Hondurans are are not just another people, they are the same ones that for almost a year – after the overthrow of Zelaya – did not stop mobilizing a single day, blocking roads and generating huge protests that shocked the world. A people who knew how to unite into a Front of Resistance that only began to lose strength when the illusion of the electoral road appeared on the horizon. Now they have returned to insist on that path and again, the Empire – authentic manager of what puppet JOH does and think – showed it is not even willing to accept even a moderate change of opposition. It considers Honduras its colony and if they need to massacre people again as they did at the time of United Fruit, they will not hesitate to do so.
That is why today all of those who are fighting in the streets against the national arrogance – all of them, the Partido Libre, the followers of Nasralla, the COPINH and even up to the Liberal Party of Luis Zelaya–know that they no longer have anything to lose and that they are putting their lives out there in the attempt. But also, they are showing to the continent that now is not the time for another setback or hesitation against a right-wing onslaught that wants to recolonize the region.
The United States, it’s Southern Command, it’s multinationals, and it paramilitaries are coming on strong. They are trying to array a scene that seeks to make Honduras an example for the continent. That they will succeed or not, will depend on the resistance they face on their way. The Honduran people are marking , in that sense, an example of what needs to be done. The streets are its best scenario for the fraud not to pass unnoticed, to make visible at the international level what the ‘democracy’ of JOH and his mafia is all about. It also offers a light to rethink what happened in Sunday’s elections, and what kind of project of power are needed so that the Homeland of Morazan can be reborn. As it was in 2009, in the neighborhoods and at the roads blocked by thousands of protesters the slogan that became a hymn can be heard again; “They are afraid because we are not afraid,” followed by another more current chant; “JOH Out”. What we need to do is to create the warmth of people to people solidarity to be felt before it is too late.

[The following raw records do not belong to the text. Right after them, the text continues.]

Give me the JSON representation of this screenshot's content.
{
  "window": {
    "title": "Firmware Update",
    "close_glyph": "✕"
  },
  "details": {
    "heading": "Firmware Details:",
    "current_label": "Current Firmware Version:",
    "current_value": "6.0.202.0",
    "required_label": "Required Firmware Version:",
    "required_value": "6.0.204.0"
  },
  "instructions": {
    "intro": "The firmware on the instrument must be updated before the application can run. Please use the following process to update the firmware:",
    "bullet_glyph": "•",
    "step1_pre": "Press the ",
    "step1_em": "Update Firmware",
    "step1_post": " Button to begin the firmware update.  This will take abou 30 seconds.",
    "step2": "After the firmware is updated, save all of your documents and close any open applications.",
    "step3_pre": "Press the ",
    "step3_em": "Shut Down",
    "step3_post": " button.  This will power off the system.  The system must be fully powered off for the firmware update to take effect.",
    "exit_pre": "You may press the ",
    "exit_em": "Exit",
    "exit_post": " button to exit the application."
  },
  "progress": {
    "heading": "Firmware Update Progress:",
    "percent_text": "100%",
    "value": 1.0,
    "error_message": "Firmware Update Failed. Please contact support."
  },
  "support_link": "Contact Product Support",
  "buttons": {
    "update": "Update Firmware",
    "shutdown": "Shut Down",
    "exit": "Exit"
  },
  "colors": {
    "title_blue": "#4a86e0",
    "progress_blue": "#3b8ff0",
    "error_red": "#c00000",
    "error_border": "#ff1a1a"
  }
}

Source: Resumen Latinoamericano – translation North American Bureau